+++ Extracted data +++

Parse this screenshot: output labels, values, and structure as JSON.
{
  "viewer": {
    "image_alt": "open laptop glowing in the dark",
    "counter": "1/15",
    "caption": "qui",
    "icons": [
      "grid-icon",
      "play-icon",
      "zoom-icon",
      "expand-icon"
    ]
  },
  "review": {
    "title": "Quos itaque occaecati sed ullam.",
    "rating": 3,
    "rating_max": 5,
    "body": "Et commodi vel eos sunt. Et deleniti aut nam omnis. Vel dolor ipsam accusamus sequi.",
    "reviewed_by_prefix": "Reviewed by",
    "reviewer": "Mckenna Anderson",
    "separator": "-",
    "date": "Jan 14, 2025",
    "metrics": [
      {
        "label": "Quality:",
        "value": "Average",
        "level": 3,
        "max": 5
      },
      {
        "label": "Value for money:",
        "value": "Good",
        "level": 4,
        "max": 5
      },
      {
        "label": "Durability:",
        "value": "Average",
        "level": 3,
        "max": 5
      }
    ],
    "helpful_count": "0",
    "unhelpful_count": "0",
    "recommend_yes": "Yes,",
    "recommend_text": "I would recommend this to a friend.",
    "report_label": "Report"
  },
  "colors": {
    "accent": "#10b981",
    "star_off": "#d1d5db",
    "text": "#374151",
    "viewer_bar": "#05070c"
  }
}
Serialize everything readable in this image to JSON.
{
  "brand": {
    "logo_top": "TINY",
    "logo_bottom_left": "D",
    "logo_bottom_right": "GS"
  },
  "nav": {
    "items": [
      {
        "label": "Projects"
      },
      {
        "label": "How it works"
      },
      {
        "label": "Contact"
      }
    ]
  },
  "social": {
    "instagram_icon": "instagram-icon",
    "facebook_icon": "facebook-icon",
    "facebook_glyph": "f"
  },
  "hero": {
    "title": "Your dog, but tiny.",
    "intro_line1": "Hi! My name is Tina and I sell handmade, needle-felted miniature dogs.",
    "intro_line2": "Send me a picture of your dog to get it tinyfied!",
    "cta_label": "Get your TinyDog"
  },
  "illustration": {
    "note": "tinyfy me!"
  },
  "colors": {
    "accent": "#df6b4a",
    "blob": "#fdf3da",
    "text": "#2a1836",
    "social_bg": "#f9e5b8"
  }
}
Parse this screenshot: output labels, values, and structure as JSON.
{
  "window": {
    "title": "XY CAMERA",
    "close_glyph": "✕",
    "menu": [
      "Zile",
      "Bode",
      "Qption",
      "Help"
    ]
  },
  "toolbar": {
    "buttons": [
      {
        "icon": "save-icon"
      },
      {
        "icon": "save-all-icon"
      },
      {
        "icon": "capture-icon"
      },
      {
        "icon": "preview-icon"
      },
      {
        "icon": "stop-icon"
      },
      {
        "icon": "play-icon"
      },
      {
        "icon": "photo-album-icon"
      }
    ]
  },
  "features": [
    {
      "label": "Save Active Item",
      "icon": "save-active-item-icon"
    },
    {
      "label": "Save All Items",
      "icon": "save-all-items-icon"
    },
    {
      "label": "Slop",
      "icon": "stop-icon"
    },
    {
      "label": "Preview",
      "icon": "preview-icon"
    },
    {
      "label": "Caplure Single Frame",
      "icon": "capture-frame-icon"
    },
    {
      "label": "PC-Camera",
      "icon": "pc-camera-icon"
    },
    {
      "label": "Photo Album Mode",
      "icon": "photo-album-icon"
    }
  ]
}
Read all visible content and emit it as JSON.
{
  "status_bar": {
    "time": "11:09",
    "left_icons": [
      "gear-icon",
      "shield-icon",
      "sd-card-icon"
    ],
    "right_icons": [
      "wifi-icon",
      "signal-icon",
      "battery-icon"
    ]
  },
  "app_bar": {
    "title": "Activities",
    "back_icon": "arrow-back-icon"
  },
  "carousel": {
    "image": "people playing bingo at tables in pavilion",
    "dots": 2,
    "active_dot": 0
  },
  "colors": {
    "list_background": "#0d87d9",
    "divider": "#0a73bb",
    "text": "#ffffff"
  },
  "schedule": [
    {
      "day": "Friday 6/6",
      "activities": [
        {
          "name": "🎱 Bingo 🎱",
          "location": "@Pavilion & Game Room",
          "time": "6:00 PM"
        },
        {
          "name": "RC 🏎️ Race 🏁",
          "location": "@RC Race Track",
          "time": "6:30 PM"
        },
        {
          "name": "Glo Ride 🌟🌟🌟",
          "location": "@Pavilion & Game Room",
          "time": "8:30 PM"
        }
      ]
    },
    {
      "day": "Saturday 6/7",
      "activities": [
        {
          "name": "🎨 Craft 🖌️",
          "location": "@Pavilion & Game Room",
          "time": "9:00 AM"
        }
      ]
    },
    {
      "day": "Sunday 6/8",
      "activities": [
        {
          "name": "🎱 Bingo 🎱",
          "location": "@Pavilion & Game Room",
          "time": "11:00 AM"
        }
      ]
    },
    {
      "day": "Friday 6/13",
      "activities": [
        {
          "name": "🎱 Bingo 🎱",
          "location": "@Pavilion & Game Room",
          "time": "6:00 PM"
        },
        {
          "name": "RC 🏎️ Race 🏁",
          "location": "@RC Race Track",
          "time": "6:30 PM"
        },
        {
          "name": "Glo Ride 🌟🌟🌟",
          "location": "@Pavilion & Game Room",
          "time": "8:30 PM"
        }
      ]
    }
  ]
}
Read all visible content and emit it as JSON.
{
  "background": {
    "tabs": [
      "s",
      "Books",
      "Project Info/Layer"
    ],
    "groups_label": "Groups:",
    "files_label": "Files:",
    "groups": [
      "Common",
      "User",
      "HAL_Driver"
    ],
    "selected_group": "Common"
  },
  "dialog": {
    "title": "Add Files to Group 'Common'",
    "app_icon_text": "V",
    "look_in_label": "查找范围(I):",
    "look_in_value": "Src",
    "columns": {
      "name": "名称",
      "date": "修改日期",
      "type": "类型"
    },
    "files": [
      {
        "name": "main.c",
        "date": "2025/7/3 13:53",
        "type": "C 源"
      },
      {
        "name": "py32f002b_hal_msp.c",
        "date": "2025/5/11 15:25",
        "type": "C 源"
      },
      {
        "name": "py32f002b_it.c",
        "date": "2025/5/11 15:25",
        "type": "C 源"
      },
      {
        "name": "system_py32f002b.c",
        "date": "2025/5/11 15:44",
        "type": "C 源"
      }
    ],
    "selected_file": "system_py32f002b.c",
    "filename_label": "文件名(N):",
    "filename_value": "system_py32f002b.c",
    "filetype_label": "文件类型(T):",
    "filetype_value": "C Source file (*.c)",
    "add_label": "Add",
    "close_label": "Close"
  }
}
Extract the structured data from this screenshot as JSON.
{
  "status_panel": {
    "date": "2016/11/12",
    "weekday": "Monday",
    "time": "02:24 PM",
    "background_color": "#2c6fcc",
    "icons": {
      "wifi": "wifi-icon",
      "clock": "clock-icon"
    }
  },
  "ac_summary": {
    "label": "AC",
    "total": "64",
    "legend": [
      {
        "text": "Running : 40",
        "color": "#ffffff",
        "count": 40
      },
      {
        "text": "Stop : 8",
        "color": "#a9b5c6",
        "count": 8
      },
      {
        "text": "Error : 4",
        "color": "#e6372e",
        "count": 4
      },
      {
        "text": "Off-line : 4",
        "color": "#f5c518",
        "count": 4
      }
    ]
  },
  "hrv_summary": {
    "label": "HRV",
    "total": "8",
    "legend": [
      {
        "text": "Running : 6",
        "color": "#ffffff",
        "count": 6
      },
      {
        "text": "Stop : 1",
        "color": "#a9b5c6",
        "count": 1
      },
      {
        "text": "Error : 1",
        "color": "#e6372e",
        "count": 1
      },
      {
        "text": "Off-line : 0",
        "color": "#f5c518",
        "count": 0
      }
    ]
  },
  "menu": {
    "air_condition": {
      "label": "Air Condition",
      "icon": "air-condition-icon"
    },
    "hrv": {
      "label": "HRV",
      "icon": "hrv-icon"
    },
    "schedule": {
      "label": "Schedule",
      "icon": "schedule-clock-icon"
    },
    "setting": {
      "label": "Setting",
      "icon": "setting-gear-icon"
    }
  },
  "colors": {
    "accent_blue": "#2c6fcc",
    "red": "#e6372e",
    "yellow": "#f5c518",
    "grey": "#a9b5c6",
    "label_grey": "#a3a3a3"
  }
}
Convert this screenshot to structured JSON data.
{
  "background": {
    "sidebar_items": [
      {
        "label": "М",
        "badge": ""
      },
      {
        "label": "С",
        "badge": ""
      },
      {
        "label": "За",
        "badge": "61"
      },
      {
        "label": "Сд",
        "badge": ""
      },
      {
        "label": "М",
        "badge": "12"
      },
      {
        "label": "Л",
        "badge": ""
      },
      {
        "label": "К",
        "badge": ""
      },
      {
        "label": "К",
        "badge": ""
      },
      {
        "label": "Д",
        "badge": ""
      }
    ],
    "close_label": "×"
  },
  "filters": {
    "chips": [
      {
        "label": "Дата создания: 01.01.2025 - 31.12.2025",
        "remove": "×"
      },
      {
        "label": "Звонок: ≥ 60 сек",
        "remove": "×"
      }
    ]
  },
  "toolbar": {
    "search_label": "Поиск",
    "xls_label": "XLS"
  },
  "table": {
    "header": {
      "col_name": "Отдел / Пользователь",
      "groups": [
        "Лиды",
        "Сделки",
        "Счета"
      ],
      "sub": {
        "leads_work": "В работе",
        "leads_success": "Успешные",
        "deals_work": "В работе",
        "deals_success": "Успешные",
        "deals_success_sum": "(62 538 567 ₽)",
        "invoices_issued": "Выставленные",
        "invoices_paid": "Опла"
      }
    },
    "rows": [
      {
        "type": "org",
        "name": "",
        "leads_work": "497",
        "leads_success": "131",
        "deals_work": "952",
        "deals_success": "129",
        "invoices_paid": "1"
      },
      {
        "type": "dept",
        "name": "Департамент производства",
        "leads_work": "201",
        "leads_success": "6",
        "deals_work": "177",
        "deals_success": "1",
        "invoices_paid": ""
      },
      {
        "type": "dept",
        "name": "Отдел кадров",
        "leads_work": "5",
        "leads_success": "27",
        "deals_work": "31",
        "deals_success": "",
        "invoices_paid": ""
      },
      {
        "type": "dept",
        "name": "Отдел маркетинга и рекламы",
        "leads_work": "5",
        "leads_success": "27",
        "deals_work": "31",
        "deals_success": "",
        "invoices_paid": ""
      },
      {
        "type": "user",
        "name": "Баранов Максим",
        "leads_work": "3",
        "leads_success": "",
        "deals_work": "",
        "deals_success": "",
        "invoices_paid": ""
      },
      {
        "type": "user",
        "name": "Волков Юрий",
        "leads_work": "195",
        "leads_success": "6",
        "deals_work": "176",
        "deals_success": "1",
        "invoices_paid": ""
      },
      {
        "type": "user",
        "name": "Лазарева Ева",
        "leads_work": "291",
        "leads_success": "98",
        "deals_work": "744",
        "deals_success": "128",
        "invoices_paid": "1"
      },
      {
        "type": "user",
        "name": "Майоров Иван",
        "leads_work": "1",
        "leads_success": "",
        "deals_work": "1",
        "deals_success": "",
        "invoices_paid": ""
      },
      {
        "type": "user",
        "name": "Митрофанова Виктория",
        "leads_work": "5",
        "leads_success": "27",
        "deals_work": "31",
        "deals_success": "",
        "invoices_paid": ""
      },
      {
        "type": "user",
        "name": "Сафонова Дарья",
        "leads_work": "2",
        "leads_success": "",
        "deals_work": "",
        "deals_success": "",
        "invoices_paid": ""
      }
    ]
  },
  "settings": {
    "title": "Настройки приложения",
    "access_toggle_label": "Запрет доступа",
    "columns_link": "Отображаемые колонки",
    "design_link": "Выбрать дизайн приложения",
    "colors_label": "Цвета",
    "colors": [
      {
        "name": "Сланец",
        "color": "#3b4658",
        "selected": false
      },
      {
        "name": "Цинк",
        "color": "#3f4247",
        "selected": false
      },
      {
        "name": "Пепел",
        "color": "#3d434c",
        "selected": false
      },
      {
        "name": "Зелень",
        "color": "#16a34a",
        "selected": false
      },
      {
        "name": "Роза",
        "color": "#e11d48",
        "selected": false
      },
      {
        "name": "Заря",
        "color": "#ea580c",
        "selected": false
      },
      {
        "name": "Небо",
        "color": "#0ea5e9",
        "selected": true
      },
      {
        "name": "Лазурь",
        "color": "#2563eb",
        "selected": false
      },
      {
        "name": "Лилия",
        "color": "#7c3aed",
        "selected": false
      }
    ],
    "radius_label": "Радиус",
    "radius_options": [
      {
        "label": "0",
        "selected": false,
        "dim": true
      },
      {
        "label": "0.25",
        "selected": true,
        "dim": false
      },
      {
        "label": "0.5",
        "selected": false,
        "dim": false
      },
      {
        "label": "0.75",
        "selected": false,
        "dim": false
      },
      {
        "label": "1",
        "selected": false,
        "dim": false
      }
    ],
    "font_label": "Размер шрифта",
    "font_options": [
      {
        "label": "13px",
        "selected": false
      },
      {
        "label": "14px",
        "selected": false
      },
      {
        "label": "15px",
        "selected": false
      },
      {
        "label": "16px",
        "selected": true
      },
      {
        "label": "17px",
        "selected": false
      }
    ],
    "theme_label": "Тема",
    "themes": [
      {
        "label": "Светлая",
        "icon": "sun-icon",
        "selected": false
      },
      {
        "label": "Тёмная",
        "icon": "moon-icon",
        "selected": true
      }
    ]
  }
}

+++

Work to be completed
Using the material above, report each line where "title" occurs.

Answer section
    "title": "Quos itaque occaecati sed ullam.",
    "title": "Your dog, but tiny.",
    "title": "XY CAMERA",
    "title": "Activities",
    "title": "Add Files to Group 'Common'",
    "title": "Настройки приложения",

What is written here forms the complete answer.